(Interface dataset entries)
::::

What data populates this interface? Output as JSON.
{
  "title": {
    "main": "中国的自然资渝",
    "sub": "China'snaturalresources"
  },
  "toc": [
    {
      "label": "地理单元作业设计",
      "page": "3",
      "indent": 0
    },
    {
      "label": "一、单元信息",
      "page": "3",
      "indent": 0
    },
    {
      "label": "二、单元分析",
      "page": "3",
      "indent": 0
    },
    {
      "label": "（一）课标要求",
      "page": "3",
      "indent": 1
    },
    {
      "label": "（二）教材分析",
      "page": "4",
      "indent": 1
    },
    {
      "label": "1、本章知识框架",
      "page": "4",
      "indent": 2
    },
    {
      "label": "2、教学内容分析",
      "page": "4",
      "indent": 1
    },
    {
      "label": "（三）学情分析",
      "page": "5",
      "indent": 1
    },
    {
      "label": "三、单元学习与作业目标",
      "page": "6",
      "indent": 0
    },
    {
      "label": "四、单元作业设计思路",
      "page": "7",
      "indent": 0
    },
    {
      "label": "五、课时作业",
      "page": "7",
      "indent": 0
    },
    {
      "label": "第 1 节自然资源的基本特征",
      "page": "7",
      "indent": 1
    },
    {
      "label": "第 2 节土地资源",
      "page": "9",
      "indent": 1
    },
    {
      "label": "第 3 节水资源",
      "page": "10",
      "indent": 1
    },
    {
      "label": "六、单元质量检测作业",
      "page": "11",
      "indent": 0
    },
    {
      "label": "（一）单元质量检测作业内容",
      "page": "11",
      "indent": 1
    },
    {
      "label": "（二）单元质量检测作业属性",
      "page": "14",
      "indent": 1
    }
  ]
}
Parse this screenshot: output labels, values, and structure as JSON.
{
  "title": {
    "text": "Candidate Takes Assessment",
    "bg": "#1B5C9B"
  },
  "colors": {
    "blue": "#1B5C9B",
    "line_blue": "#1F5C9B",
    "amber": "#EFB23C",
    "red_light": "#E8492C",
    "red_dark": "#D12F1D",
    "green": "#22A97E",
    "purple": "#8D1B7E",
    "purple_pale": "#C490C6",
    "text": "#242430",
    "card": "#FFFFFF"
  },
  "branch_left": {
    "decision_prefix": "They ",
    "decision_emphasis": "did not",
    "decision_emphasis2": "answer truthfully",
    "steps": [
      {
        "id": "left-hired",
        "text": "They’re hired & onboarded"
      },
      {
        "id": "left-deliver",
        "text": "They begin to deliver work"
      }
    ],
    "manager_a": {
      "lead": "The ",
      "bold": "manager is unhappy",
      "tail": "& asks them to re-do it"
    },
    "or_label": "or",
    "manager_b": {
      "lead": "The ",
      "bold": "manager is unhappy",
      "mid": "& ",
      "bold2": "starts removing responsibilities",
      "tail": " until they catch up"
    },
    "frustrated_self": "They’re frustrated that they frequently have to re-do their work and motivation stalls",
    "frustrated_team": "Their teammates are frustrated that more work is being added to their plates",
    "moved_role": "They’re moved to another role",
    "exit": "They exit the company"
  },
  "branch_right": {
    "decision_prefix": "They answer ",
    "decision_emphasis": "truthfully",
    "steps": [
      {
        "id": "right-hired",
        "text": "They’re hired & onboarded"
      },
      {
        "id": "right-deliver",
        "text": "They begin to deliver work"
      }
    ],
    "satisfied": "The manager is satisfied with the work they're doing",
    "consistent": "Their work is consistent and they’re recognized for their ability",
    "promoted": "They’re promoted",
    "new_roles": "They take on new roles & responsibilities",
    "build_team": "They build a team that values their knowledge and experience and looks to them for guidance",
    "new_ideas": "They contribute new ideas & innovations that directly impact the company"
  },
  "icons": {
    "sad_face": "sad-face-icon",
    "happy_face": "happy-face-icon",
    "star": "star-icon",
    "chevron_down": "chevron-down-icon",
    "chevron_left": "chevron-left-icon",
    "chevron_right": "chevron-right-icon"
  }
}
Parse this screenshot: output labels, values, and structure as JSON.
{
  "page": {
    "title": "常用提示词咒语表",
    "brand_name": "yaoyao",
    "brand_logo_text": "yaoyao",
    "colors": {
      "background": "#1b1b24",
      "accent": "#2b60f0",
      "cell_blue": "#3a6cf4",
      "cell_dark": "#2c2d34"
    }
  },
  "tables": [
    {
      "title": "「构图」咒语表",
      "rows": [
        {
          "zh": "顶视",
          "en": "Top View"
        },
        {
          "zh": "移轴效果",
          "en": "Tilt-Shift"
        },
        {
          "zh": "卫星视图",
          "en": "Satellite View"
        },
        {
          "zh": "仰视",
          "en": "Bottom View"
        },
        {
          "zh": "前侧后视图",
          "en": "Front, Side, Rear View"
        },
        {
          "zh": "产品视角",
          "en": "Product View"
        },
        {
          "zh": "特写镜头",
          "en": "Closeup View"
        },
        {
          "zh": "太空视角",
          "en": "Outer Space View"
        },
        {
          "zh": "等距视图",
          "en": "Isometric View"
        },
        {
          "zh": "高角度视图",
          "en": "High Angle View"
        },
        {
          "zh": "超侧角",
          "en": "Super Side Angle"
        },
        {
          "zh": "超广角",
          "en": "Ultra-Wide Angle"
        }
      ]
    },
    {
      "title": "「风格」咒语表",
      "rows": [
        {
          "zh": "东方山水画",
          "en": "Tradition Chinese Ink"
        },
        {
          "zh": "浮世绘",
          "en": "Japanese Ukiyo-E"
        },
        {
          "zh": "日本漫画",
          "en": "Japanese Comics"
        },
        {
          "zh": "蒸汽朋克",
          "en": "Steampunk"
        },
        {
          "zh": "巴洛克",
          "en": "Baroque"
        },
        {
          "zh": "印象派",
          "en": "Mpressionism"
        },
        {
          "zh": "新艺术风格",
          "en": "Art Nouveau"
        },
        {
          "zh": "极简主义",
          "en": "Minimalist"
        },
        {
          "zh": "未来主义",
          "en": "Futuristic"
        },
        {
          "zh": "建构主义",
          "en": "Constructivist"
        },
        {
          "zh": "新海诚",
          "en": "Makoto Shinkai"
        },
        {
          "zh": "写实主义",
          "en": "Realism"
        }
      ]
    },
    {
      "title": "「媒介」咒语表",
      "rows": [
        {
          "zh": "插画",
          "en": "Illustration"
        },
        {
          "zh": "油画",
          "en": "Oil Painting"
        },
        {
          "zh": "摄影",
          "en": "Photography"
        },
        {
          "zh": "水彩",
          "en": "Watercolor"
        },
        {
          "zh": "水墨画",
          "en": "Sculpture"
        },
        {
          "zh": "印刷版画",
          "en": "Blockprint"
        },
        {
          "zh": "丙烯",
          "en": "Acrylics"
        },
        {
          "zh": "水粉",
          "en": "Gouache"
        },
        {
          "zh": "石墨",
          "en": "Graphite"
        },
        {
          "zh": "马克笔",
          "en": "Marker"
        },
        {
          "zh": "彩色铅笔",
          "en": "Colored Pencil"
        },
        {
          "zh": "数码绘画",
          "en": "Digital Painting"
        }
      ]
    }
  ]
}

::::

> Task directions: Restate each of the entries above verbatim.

> Completed exercise:
What data populates this interface? Output as JSON.
{
  "title": {
    "main": "中国的自然资渝",
    "sub": "China'snaturalresources"
  },
  "toc": [
    {
      "label": "地理单元作业设计",
      "page": "3",
      "indent": 0
    },
    {
      "label": "一、单元信息",
      "page": "3",
      "indent": 0
    },
    {
      "label": "二、单元分析",
      "page": "3",
      "indent": 0
    },
    {
      "label": "（一）课标要求",
      "page": "3",
      "indent": 1
    },
    {
      "label": "（二）教材分析",
      "page": "4",
      "indent": 1
    },
    {
      "label": "1、本章知识框架",
      "page": "4",
      "indent": 2
    },
    {
      "label": "2、教学内容分析",
      "page": "4",
      "indent": 1
    },
    {
      "label": "（三）学情分析",
      "page": "5",
      "indent": 1
    },
    {
      "label": "三、单元学习与作业目标",
      "page": "6",
      "indent": 0
    },
    {
      "label": "四、单元作业设计思路",
      "page": "7",
      "indent": 0
    },
    {
      "label": "五、课时作业",
      "page": "7",
      "indent": 0
    },
    {
      "label": "第 1 节自然资源的基本特征",
      "page": "7",
      "indent": 1
    },
    {
      "label": "第 2 节土地资源",
      "page": "9",
      "indent": 1
    },
    {
      "label": "第 3 节水资源",
      "page": "10",
      "indent": 1
    },
    {
      "label": "六、单元质量检测作业",
      "page": "11",
      "indent": 0
    },
    {
      "label": "（一）单元质量检测作业内容",
      "page": "11",
      "indent": 1
    },
    {
      "label": "（二）单元质量检测作业属性",
      "page": "14",
      "indent": 1
    }
  ]
}
Parse this screenshot: output labels, values, and structure as JSON.
{
  "title": {
    "text": "Candidate Takes Assessment",
    "bg": "#1B5C9B"
  },
  "colors": {
    "blue": "#1B5C9B",
    "line_blue": "#1F5C9B",
    "amber": "#EFB23C",
    "red_light": "#E8492C",
    "red_dark": "#D12F1D",
    "green": "#22A97E",
    "purple": "#8D1B7E",
    "purple_pale": "#C490C6",
    "text": "#242430",
    "card": "#FFFFFF"
  },
  "branch_left": {
    "decision_prefix": "They ",
    "decision_emphasis": "did not",
    "decision_emphasis2": "answer truthfully",
    "steps": [
      {
        "id": "left-hired",
        "text": "They’re hired & onboarded"
      },
      {
        "id": "left-deliver",
        "text": "They begin to deliver work"
      }
    ],
    "manager_a": {
      "lead": "The ",
      "bold": "manager is unhappy",
      "tail": "& asks them to re-do it"
    },
    "or_label": "or",
    "manager_b": {
      "lead": "The ",
      "bold": "manager is unhappy",
      "mid": "& ",
      "bold2": "starts removing responsibilities",
      "tail": " until they catch up"
    },
    "frustrated_self": "They’re frustrated that they frequently have to re-do their work and motivation stalls",
    "frustrated_team": "Their teammates are frustrated that more work is being added to their plates",
    "moved_role": "They’re moved to another role",
    "exit": "They exit the company"
  },
  "branch_right": {
    "decision_prefix": "They answer ",
    "decision_emphasis": "truthfully",
    "steps": [
      {
        "id": "right-hired",
        "text": "They’re hired & onboarded"
      },
      {
        "id": "right-deliver",
        "text": "They begin to deliver work"
      }
    ],
    "satisfied": "The manager is satisfied with the work they're doing",
    "consistent": "Their work is consistent and they’re recognized for their ability",
    "promoted": "They’re promoted",
    "new_roles": "They take on new roles & responsibilities",
    "build_team": "They build a team that values their knowledge and experience and looks to them for guidance",
    "new_ideas": "They contribute new ideas & innovations that directly impact the company"
  },
  "icons": {
    "sad_face": "sad-face-icon",
    "happy_face": "happy-face-icon",
    "star": "star-icon",
    "chevron_down": "chevron-down-icon",
    "chevron_left": "chevron-left-icon",
    "chevron_right": "chevron-right-icon"
  }
}
Parse this screenshot: output labels, values, and structure as JSON.
{
  "page": {
    "title": "常用提示词咒语表",
    "brand_name": "yaoyao",
    "brand_logo_text": "yaoyao",
    "colors": {
      "background": "#1b1b24",
      "accent": "#2b60f0",
      "cell_blue": "#3a6cf4",
      "cell_dark": "#2c2d34"
    }
  },
  "tables": [
    {
      "title": "「构图」咒语表",
      "rows": [
        {
          "zh": "顶视",
          "en": "Top View"
        },
        {
          "zh": "移轴效果",
          "en": "Tilt-Shift"
        },
        {
          "zh": "卫星视图",
          "en": "Satellite View"
        },
        {
          "zh": "仰视",
          "en": "Bottom View"
        },
        {
          "zh": "前侧后视图",
          "en": "Front, Side, Rear View"
        },
        {
          "zh": "产品视角",
          "en": "Product View"
        },
        {
          "zh": "特写镜头",
          "en": "Closeup View"
        },
        {
          "zh": "太空视角",
          "en": "Outer Space View"
        },
        {
          "zh": "等距视图",
          "en": "Isometric View"
        },
        {
          "zh": "高角度视图",
          "en": "High Angle View"
        },
        {
          "zh": "超侧角",
          "en": "Super Side Angle"
        },
        {
          "zh": "超广角",
          "en": "Ultra-Wide Angle"
        }
      ]
    },
    {
      "title": "「风格」咒语表",
      "rows": [
        {
          "zh": "东方山水画",
          "en": "Tradition Chinese Ink"
        },
        {
          "zh": "浮世绘",
          "en": "Japanese Ukiyo-E"
        },
        {
          "zh": "日本漫画",
          "en": "Japanese Comics"
        },
        {
          "zh": "蒸汽朋克",
          "en": "Steampunk"
        },
        {
          "zh": "巴洛克",
          "en": "Baroque"
        },
        {
          "zh": "印象派",
          "en": "Mpressionism"
        },
        {
          "zh": "新艺术风格",
          "en": "Art Nouveau"
        },
        {
          "zh": "极简主义",
          "en": "Minimalist"
        },
        {
          "zh": "未来主义",
          "en": "Futuristic"
        },
        {
          "zh": "建构主义",
          "en": "Constructivist"
        },
        {
          "zh": "新海诚",
          "en": "Makoto Shinkai"
        },
        {
          "zh": "写实主义",
          "en": "Realism"
        }
      ]
    },
    {
      "title": "「媒介」咒语表",
      "rows": [
        {
          "zh": "插画",
          "en": "Illustration"
        },
        {
          "zh": "油画",
          "en": "Oil Painting"
        },
        {
          "zh": "摄影",
          "en": "Photography"
        },
        {
          "zh": "水彩",
          "en": "Watercolor"
        },
        {
          "zh": "水墨画",
          "en": "Sculpture"
        },
        {
          "zh": "印刷版画",
          "en": "Blockprint"
        },
        {
          "zh": "丙烯",
          "en": "Acrylics"
        },
        {
          "zh": "水粉",
          "en": "Gouache"
        },
        {
          "zh": "石墨",
          "en": "Graphite"
        },
        {
          "zh": "马克笔",
          "en": "Marker"
        },
        {
          "zh": "彩色铅笔",
          "en": "Colored Pencil"
        },
        {
          "zh": "数码绘画",
          "en": "Digital Painting"
        }
      ]
    }
  ]
}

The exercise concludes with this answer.